Perhaps it's the infrequency of such meals that makes a guest shudder when the snake charmer's nine-foot python sticks his nose two or three feet out of the punch bowl he's nestling in and tickles the guest behind the ear. It couldn't be one cocktail and a stein of beer.
One naturally expects to see the sword-swallowing lady eat a knife or a fork occasionally, so one is not surprised when she does. But one does blink a bit when the armless wonder reaches for the butter with her jeweled foot, or when the "littlest full-grown woman in the world" (weight, 25 pounds) steps from her high chair onto the table, picks of her skirts, hops over a piece of celery and grabs a salt cellar that she has had her eye on.
Nor would all these things have been seen yesterday afternoon in the Jungle Room of Healy's restaurant, Sixty-sixth street and Columbus avenue, if Dexter Fellowes, press agent for Barnum & Bailey's Greatest Show on Earth, now at Madison Square Garden, hadn't decided that it was about time for Zip, Barnum's original "What Is It?" to have a birthday party.
All the Freaks Were There.
In deciding that it was Zip's sixty-fifth birthday, Mr. Fellowes didn't worry Zip a bit. Zip had just as soon be sixty-five as any other age. And if he isn't, or wasn't, he probably will be -- as was pointed out by Eddie Masher, the living skeleton, whose advertised weight is thirty pounds.
Anyhow, Zip gave the party, and everybody got there -- even if Cherry Davis, the fat woman, did break down a taxicab in front of the Garden, and Fraulein Brunhilde, the giantess, did show her temperament when the problem of transportation arose and a heartless man suggested that she be taken to Healy's in a giraffe cage -- which, as every one knows, has neck-holes in its roof. But the trip from Madison Square Garden was made in a motor bus.
When Mme. Maxine, the snake charmer, arrived at Healy's she said to the coatroom boy:
"Would you mind checking my boa?"
"Oh, no, madame," the boy replied, reaching for it.
From what the particular boy did right after he touched the live boa, it might be deduced that a good way to stop the hat boy nuisance would be for every diner-out to wear a nine-foot python around his or her neck.
And Everybody Tangoed.
After a boy had helped the living skeleton and a dozen porters had helped the fat woman upstairs, and everybody, except Running Jump, the Indian chief, had a cocktail, the dinner started. Running Jump had two cocktails.
After that Running Jump had beer. Later he had more beer. Finally he did a war dance. But that was after the giantess and Midget Barnett had tangoed, and the living skeleton and the fat woman had tangoed, and Mme. Maxine and Running Jump had tangoed, and Senorita Marie, the armless woman, and Djamah Ali, the Somali chief, had tangoed together too.
It was during this dancing that one learned how to keep cool, though exercising. The object lesson was Andrew Sturtz, the tattooed man. He had on a pair of trousers and a collar and tie. For the rest he wore his tattoos.
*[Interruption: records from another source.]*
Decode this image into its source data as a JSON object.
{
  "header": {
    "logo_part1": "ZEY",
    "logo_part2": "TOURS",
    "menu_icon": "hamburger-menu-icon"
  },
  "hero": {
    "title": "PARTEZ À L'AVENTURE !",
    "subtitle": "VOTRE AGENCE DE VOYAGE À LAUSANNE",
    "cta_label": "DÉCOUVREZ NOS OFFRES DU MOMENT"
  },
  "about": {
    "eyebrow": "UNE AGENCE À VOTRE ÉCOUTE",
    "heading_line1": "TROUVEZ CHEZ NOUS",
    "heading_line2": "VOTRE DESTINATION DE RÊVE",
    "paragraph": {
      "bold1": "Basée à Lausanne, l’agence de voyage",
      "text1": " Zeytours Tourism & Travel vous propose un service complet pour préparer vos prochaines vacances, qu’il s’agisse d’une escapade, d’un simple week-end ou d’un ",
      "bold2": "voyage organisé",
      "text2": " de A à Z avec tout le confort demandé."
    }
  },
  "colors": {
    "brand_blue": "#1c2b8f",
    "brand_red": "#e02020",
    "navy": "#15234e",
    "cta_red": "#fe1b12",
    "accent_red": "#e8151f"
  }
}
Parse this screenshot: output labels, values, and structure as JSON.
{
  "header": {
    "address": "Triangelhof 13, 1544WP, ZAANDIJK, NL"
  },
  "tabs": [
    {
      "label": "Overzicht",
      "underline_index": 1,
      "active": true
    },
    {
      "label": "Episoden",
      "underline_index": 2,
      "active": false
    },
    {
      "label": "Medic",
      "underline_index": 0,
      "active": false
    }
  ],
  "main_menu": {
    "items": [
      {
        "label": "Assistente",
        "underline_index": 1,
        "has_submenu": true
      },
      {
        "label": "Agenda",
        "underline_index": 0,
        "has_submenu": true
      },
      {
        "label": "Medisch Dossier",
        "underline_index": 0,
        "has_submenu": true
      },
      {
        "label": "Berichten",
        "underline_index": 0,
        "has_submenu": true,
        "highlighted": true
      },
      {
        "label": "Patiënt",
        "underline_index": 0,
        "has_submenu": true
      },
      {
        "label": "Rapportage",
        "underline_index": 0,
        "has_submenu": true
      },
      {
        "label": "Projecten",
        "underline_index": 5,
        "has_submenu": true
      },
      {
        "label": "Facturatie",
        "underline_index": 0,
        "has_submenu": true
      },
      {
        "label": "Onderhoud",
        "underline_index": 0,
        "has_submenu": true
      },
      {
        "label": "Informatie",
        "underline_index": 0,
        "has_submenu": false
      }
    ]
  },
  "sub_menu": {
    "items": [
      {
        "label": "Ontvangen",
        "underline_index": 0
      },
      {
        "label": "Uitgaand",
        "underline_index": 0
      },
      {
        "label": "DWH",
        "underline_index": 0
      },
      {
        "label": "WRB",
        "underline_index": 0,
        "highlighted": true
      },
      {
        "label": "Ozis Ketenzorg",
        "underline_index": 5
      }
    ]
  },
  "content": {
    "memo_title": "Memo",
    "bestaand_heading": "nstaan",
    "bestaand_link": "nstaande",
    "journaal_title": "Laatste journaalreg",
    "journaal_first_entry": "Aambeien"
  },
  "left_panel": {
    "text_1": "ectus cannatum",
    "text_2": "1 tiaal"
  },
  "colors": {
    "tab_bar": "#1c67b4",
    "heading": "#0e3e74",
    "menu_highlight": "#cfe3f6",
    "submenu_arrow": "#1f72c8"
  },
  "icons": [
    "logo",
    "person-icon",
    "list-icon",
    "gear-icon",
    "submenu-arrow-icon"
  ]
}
After Maude Clifford, the sword swallower, had gobbled a couple of forks and a knife, a reporter for The World asked her about this diet. She said:
"I swallowed my first sword when sixteen. I was thin then. I am well rounded now. I believe it makes me plump."
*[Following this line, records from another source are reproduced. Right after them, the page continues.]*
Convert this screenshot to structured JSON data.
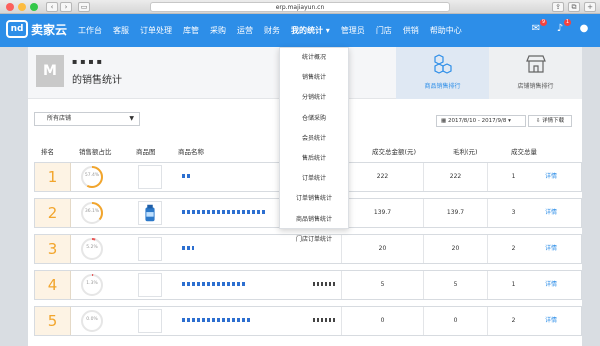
{
  "browser": {
    "url": "erp.majiayun.cn"
  },
  "nav": {
    "logo_mark": "nd",
    "logo_text": "卖家云",
    "menu": [
      "工作台",
      "客服",
      "订单处理",
      "库管",
      "采购",
      "运营",
      "财务",
      "我的统计",
      "管理员",
      "门店",
      "供销",
      "帮助中心"
    ],
    "active_index": 7,
    "msg_badge": "9",
    "bell_badge": "1"
  },
  "header": {
    "user_name": "▪ ▪ ▪ ▪",
    "avatar_letter": "M",
    "page_title": "的销售统计",
    "tabs": [
      {
        "label": "商品销售排行",
        "active": true
      },
      {
        "label": "店铺销售排行",
        "active": false
      }
    ]
  },
  "filters": {
    "store_select": "所有店铺",
    "date_range": "2017/8/10 - 2017/9/8",
    "download_label": "详情下载"
  },
  "table": {
    "columns": [
      "排名",
      "销售额占比",
      "商品图",
      "商品名称",
      "成交总金额(元)",
      "毛利(元)",
      "成交总量"
    ],
    "detail_label": "详情",
    "rows": [
      {
        "rank": "1",
        "pct": "57.4%",
        "pct_value": 0.574,
        "amount": "222",
        "profit": "222",
        "qty": "1",
        "has_img": false,
        "name_w": 10
      },
      {
        "rank": "2",
        "pct": "36.1%",
        "pct_value": 0.361,
        "amount": "139.7",
        "profit": "139.7",
        "qty": "3",
        "has_img": true,
        "name_w": 84
      },
      {
        "rank": "3",
        "pct": "5.2%",
        "pct_value": 0.052,
        "amount": "20",
        "profit": "20",
        "qty": "2",
        "has_img": false,
        "name_w": 12
      },
      {
        "rank": "4",
        "pct": "1.3%",
        "pct_value": 0.013,
        "amount": "5",
        "profit": "5",
        "qty": "1",
        "has_img": false,
        "name_w": 64
      },
      {
        "rank": "5",
        "pct": "0.0%",
        "pct_value": 0.0,
        "amount": "0",
        "profit": "0",
        "qty": "2",
        "has_img": false,
        "name_w": 70
      }
    ]
  },
  "dropdown": {
    "items": [
      "统计概况",
      "销售统计",
      "分销统计",
      "仓储采购",
      "会员统计",
      "售后统计",
      "订单统计",
      "订单销售统计",
      "商品销售统计",
      "门店订单统计"
    ]
  },
  "colors": {
    "brand": "#2d8ee8",
    "rank": "#f2a52c",
    "ring_fill": "#f2a52c",
    "ring_low": "#e85a5a"
  }
}
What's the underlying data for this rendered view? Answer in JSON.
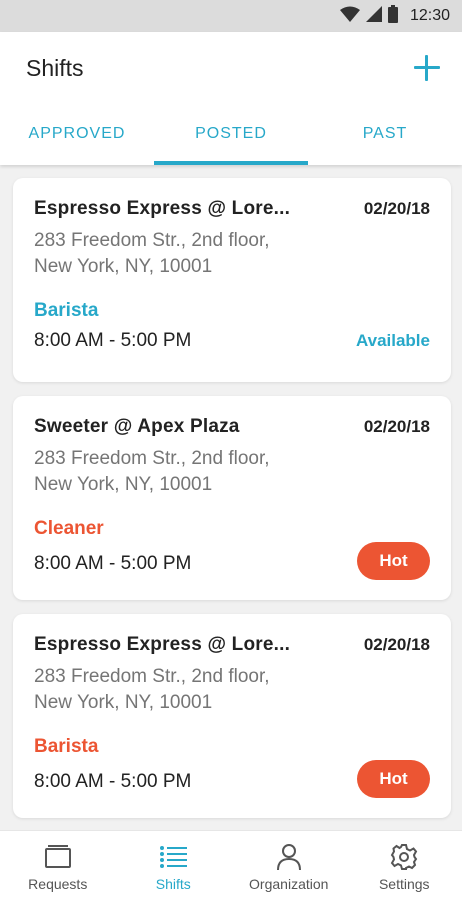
{
  "status_bar": {
    "time": "12:30"
  },
  "header": {
    "title": "Shifts"
  },
  "tabs": [
    {
      "label": "APPROVED",
      "active": false
    },
    {
      "label": "POSTED",
      "active": true
    },
    {
      "label": "PAST",
      "active": false
    }
  ],
  "shifts": [
    {
      "venue": "Espresso Express @ Lore...",
      "date": "02/20/18",
      "address_line1": "283 Freedom Str., 2nd floor,",
      "address_line2": "New York, NY, 10001",
      "role": "Barista",
      "role_color": "#27a8c9",
      "time": "8:00 AM - 5:00 PM",
      "status": "Available"
    },
    {
      "venue": "Sweeter @ Apex Plaza",
      "date": "02/20/18",
      "address_line1": "283 Freedom Str., 2nd floor,",
      "address_line2": "New York, NY, 10001",
      "role": "Cleaner",
      "role_color": "#ec5533",
      "time": "8:00 AM - 5:00 PM",
      "status": "Hot"
    },
    {
      "venue": "Espresso Express @ Lore...",
      "date": "02/20/18",
      "address_line1": "283 Freedom Str., 2nd floor,",
      "address_line2": "New York, NY, 10001",
      "role": "Barista",
      "role_color": "#ec5533",
      "time": "8:00 AM - 5:00 PM",
      "status": "Hot"
    }
  ],
  "bottom_nav": [
    {
      "label": "Requests",
      "icon": "requests-icon",
      "active": false
    },
    {
      "label": "Shifts",
      "icon": "list-icon",
      "active": true
    },
    {
      "label": "Organization",
      "icon": "person-icon",
      "active": false
    },
    {
      "label": "Settings",
      "icon": "gear-icon",
      "active": false
    }
  ],
  "colors": {
    "accent": "#27a8c9",
    "hot": "#ec5533"
  }
}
It might be mentioned that Princess Wee Wee, the littlest woman, sipped her cocktail and drank her beer like everybody else.
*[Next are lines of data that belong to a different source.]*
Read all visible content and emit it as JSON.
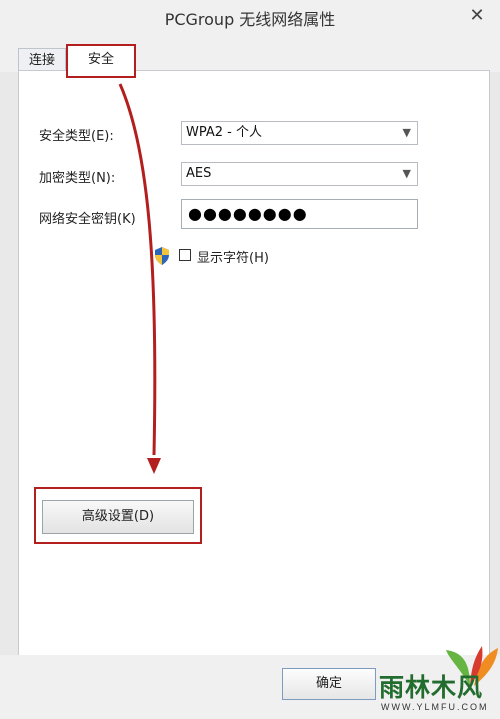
{
  "window": {
    "title": "PCGroup 无线网络属性",
    "close_label": "✕"
  },
  "tabs": [
    {
      "label": "连接",
      "active": false
    },
    {
      "label": "安全",
      "active": true
    }
  ],
  "form": {
    "security_type_label": "安全类型(E):",
    "security_type_value": "WPA2 - 个人",
    "encryption_type_label": "加密类型(N):",
    "encryption_type_value": "AES",
    "network_key_label": "网络安全密钥(K)",
    "network_key_value": "●●●●●●●●",
    "show_characters_label": "显示字符(H)",
    "show_characters_checked": false
  },
  "buttons": {
    "advanced_settings": "高级设置(D)",
    "ok": "确定"
  },
  "watermark": {
    "name": "雨林木风",
    "url": "WWW.YLMFU.COM"
  },
  "colors": {
    "annotation_red": "#b31f1f"
  }
}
Of course, Zip made several speeches. He said, in full: